:: Page and application data records ::
********************
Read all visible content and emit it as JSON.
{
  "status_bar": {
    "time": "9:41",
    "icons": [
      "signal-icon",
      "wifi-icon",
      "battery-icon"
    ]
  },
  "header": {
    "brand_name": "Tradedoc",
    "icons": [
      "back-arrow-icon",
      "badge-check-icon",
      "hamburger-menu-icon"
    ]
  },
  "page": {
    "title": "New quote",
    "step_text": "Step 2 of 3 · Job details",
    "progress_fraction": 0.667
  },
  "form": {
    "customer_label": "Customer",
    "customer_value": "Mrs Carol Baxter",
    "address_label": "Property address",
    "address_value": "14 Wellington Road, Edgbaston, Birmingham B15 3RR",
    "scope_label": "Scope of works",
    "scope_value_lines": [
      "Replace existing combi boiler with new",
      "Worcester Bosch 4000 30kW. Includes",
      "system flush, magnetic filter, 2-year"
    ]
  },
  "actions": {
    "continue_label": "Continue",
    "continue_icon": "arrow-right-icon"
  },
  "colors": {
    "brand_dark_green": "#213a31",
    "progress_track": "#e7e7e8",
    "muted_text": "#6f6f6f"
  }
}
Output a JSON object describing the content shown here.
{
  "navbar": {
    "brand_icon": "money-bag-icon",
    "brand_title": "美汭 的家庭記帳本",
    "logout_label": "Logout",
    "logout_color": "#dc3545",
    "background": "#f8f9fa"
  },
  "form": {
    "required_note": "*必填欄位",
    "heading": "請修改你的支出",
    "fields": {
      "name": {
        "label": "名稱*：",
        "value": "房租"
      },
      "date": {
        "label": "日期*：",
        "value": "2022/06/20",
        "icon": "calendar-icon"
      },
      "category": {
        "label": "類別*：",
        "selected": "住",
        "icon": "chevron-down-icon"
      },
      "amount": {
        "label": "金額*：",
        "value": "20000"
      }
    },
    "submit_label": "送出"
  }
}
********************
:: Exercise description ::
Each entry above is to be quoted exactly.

:: Worked solution ::
Read all visible content and emit it as JSON.
{
  "status_bar": {
    "time": "9:41",
    "icons": [
      "signal-icon",
      "wifi-icon",
      "battery-icon"
    ]
  },
  "header": {
    "brand_name": "Tradedoc",
    "icons": [
      "back-arrow-icon",
      "badge-check-icon",
      "hamburger-menu-icon"
    ]
  },
  "page": {
    "title": "New quote",
    "step_text": "Step 2 of 3 · Job details",
    "progress_fraction": 0.667
  },
  "form": {
    "customer_label": "Customer",
    "customer_value": "Mrs Carol Baxter",
    "address_label": "Property address",
    "address_value": "14 Wellington Road, Edgbaston, Birmingham B15 3RR",
    "scope_label": "Scope of works",
    "scope_value_lines": [
      "Replace existing combi boiler with new",
      "Worcester Bosch 4000 30kW. Includes",
      "system flush, magnetic filter, 2-year"
    ]
  },
  "actions": {
    "continue_label": "Continue",
    "continue_icon": "arrow-right-icon"
  },
  "colors": {
    "brand_dark_green": "#213a31",
    "progress_track": "#e7e7e8",
    "muted_text": "#6f6f6f"
  }
}
Output a JSON object describing the content shown here.
{
  "navbar": {
    "brand_icon": "money-bag-icon",
    "brand_title": "美汭 的家庭記帳本",
    "logout_label": "Logout",
    "logout_color": "#dc3545",
    "background": "#f8f9fa"
  },
  "form": {
    "required_note": "*必填欄位",
    "heading": "請修改你的支出",
    "fields": {
      "name": {
        "label": "名稱*：",
        "value": "房租"
      },
      "date": {
        "label": "日期*：",
        "value": "2022/06/20",
        "icon": "calendar-icon"
      },
      "category": {
        "label": "類別*：",
        "selected": "住",
        "icon": "chevron-down-icon"
      },
      "amount": {
        "label": "金額*：",
        "value": "20000"
      }
    },
    "submit_label": "送出"
  }
}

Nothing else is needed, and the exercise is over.